##### Data supplied #####
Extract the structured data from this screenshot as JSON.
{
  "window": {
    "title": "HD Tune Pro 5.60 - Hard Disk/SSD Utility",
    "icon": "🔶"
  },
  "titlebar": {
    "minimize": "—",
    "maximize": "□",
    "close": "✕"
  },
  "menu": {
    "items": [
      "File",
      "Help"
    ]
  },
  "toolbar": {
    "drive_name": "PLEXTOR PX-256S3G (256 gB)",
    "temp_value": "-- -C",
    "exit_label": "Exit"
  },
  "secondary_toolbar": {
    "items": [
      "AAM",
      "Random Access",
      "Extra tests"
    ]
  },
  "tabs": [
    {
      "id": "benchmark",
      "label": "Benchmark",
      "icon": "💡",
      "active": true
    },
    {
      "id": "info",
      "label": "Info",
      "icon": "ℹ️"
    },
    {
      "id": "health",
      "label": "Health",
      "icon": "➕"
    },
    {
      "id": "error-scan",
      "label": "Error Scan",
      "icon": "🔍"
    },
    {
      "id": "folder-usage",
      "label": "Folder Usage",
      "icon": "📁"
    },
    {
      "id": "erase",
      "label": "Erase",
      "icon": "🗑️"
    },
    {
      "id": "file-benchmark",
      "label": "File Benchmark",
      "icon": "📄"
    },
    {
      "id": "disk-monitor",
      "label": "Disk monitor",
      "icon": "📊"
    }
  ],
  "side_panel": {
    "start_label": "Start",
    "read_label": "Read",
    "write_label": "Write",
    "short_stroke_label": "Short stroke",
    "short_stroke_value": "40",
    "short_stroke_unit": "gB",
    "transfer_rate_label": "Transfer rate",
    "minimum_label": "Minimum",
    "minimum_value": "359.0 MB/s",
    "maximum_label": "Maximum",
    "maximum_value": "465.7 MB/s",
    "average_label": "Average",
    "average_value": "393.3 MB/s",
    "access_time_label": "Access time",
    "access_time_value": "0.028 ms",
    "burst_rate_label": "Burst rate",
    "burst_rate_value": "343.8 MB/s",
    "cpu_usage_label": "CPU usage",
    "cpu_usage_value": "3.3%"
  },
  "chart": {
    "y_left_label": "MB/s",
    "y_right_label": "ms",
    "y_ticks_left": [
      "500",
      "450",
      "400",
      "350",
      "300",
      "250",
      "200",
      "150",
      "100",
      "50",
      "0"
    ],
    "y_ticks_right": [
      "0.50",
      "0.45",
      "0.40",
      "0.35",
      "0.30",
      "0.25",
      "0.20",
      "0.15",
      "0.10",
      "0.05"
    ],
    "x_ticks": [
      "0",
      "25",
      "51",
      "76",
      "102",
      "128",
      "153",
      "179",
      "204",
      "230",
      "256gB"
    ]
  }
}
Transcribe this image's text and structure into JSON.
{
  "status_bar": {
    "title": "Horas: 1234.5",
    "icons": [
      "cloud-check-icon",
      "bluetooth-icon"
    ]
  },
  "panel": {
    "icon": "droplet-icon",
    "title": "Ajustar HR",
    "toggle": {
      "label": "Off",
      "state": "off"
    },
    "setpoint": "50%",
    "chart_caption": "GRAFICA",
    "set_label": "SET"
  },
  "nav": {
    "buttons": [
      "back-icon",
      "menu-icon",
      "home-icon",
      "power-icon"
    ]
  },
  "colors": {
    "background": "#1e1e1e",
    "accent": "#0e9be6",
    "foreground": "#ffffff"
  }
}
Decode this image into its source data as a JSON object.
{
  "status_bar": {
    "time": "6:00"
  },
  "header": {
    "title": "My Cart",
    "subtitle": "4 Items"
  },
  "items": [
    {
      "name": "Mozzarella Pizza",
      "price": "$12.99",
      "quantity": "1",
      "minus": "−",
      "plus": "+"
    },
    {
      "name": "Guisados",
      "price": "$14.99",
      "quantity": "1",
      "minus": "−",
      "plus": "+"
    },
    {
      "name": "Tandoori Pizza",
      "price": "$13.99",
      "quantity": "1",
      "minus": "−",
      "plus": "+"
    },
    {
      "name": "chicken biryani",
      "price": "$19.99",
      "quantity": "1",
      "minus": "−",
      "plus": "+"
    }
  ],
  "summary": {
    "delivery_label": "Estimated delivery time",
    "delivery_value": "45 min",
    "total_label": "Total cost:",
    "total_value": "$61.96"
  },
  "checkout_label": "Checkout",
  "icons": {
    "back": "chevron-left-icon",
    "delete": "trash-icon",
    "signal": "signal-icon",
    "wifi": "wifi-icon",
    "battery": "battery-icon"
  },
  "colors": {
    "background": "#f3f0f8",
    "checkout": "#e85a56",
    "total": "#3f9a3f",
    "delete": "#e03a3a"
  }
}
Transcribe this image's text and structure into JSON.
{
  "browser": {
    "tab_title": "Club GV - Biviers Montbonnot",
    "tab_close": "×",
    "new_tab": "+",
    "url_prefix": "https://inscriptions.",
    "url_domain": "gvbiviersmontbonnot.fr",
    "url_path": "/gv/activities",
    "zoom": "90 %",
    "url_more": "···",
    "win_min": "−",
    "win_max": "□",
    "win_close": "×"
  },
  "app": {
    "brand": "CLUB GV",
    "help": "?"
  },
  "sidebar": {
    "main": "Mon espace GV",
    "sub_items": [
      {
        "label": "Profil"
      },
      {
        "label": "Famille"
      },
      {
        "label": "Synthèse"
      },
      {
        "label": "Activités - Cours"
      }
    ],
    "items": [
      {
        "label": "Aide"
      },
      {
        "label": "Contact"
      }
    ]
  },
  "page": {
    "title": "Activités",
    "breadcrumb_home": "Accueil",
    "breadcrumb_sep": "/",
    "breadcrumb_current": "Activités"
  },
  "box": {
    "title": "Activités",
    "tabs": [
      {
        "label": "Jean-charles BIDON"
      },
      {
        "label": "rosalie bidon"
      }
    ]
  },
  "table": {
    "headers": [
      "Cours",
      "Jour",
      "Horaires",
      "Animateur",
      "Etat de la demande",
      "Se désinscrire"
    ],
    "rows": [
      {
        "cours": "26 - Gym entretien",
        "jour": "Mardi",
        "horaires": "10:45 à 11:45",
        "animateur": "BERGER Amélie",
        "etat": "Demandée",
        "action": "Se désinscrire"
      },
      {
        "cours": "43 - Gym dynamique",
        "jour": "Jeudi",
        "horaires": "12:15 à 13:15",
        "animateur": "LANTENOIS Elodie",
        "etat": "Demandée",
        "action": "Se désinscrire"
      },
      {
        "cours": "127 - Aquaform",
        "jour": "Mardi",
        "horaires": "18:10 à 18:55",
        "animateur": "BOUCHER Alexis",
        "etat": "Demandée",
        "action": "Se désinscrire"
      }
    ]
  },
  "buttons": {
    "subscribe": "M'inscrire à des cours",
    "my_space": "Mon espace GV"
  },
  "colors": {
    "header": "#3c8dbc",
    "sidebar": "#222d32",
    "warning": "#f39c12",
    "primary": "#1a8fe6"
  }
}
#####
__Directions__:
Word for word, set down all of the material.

__Answer area__:
Extract the structured data from this screenshot as JSON.
{
  "window": {
    "title": "HD Tune Pro 5.60 - Hard Disk/SSD Utility",
    "icon": "🔶"
  },
  "titlebar": {
    "minimize": "—",
    "maximize": "□",
    "close": "✕"
  },
  "menu": {
    "items": [
      "File",
      "Help"
    ]
  },
  "toolbar": {
    "drive_name": "PLEXTOR PX-256S3G (256 gB)",
    "temp_value": "-- -C",
    "exit_label": "Exit"
  },
  "secondary_toolbar": {
    "items": [
      "AAM",
      "Random Access",
      "Extra tests"
    ]
  },
  "tabs": [
    {
      "id": "benchmark",
      "label": "Benchmark",
      "icon": "💡",
      "active": true
    },
    {
      "id": "info",
      "label": "Info",
      "icon": "ℹ️"
    },
    {
      "id": "health",
      "label": "Health",
      "icon": "➕"
    },
    {
      "id": "error-scan",
      "label": "Error Scan",
      "icon": "🔍"
    },
    {
      "id": "folder-usage",
      "label": "Folder Usage",
      "icon": "📁"
    },
    {
      "id": "erase",
      "label": "Erase",
      "icon": "🗑️"
    },
    {
      "id": "file-benchmark",
      "label": "File Benchmark",
      "icon": "📄"
    },
    {
      "id": "disk-monitor",
      "label": "Disk monitor",
      "icon": "📊"
    }
  ],
  "side_panel": {
    "start_label": "Start",
    "read_label": "Read",
    "write_label": "Write",
    "short_stroke_label": "Short stroke",
    "short_stroke_value": "40",
    "short_stroke_unit": "gB",
    "transfer_rate_label": "Transfer rate",
    "minimum_label": "Minimum",
    "minimum_value": "359.0 MB/s",
    "maximum_label": "Maximum",
    "maximum_value": "465.7 MB/s",
    "average_label": "Average",
    "average_value": "393.3 MB/s",
    "access_time_label": "Access time",
    "access_time_value": "0.028 ms",
    "burst_rate_label": "Burst rate",
    "burst_rate_value": "343.8 MB/s",
    "cpu_usage_label": "CPU usage",
    "cpu_usage_value": "3.3%"
  },
  "chart": {
    "y_left_label": "MB/s",
    "y_right_label": "ms",
    "y_ticks_left": [
      "500",
      "450",
      "400",
      "350",
      "300",
      "250",
      "200",
      "150",
      "100",
      "50",
      "0"
    ],
    "y_ticks_right": [
      "0.50",
      "0.45",
      "0.40",
      "0.35",
      "0.30",
      "0.25",
      "0.20",
      "0.15",
      "0.10",
      "0.05"
    ],
    "x_ticks": [
      "0",
      "25",
      "51",
      "76",
      "102",
      "128",
      "153",
      "179",
      "204",
      "230",
      "256gB"
    ]
  }
}
Transcribe this image's text and structure into JSON.
{
  "status_bar": {
    "title": "Horas: 1234.5",
    "icons": [
      "cloud-check-icon",
      "bluetooth-icon"
    ]
  },
  "panel": {
    "icon": "droplet-icon",
    "title": "Ajustar HR",
    "toggle": {
      "label": "Off",
      "state": "off"
    },
    "setpoint": "50%",
    "chart_caption": "GRAFICA",
    "set_label": "SET"
  },
  "nav": {
    "buttons": [
      "back-icon",
      "menu-icon",
      "home-icon",
      "power-icon"
    ]
  },
  "colors": {
    "background": "#1e1e1e",
    "accent": "#0e9be6",
    "foreground": "#ffffff"
  }
}
Decode this image into its source data as a JSON object.
{
  "status_bar": {
    "time": "6:00"
  },
  "header": {
    "title": "My Cart",
    "subtitle": "4 Items"
  },
  "items": [
    {
      "name": "Mozzarella Pizza",
      "price": "$12.99",
      "quantity": "1",
      "minus": "−",
      "plus": "+"
    },
    {
      "name": "Guisados",
      "price": "$14.99",
      "quantity": "1",
      "minus": "−",
      "plus": "+"
    },
    {
      "name": "Tandoori Pizza",
      "price": "$13.99",
      "quantity": "1",
      "minus": "−",
      "plus": "+"
    },
    {
      "name": "chicken biryani",
      "price": "$19.99",
      "quantity": "1",
      "minus": "−",
      "plus": "+"
    }
  ],
  "summary": {
    "delivery_label": "Estimated delivery time",
    "delivery_value": "45 min",
    "total_label": "Total cost:",
    "total_value": "$61.96"
  },
  "checkout_label": "Checkout",
  "icons": {
    "back": "chevron-left-icon",
    "delete": "trash-icon",
    "signal": "signal-icon",
    "wifi": "wifi-icon",
    "battery": "battery-icon"
  },
  "colors": {
    "background": "#f3f0f8",
    "checkout": "#e85a56",
    "total": "#3f9a3f",
    "delete": "#e03a3a"
  }
}
Transcribe this image's text and structure into JSON.
{
  "browser": {
    "tab_title": "Club GV - Biviers Montbonnot",
    "tab_close": "×",
    "new_tab": "+",
    "url_prefix": "https://inscriptions.",
    "url_domain": "gvbiviersmontbonnot.fr",
    "url_path": "/gv/activities",
    "zoom": "90 %",
    "url_more": "···",
    "win_min": "−",
    "win_max": "□",
    "win_close": "×"
  },
  "app": {
    "brand": "CLUB GV",
    "help": "?"
  },
  "sidebar": {
    "main": "Mon espace GV",
    "sub_items": [
      {
        "label": "Profil"
      },
      {
        "label": "Famille"
      },
      {
        "label": "Synthèse"
      },
      {
        "label": "Activités - Cours"
      }
    ],
    "items": [
      {
        "label": "Aide"
      },
      {
        "label": "Contact"
      }
    ]
  },
  "page": {
    "title": "Activités",
    "breadcrumb_home": "Accueil",
    "breadcrumb_sep": "/",
    "breadcrumb_current": "Activités"
  },
  "box": {
    "title": "Activités",
    "tabs": [
      {
        "label": "Jean-charles BIDON"
      },
      {
        "label": "rosalie bidon"
      }
    ]
  },
  "table": {
    "headers": [
      "Cours",
      "Jour",
      "Horaires",
      "Animateur",
      "Etat de la demande",
      "Se désinscrire"
    ],
    "rows": [
      {
        "cours": "26 - Gym entretien",
        "jour": "Mardi",
        "horaires": "10:45 à 11:45",
        "animateur": "BERGER Amélie",
        "etat": "Demandée",
        "action": "Se désinscrire"
      },
      {
        "cours": "43 - Gym dynamique",
        "jour": "Jeudi",
        "horaires": "12:15 à 13:15",
        "animateur": "LANTENOIS Elodie",
        "etat": "Demandée",
        "action": "Se désinscrire"
      },
      {
        "cours": "127 - Aquaform",
        "jour": "Mardi",
        "horaires": "18:10 à 18:55",
        "animateur": "BOUCHER Alexis",
        "etat": "Demandée",
        "action": "Se désinscrire"
      }
    ]
  },
  "buttons": {
    "subscribe": "M'inscrire à des cours",
    "my_space": "Mon espace GV"
  },
  "colors": {
    "header": "#3c8dbc",
    "sidebar": "#222d32",
    "warning": "#f39c12",
    "primary": "#1a8fe6"
  }
}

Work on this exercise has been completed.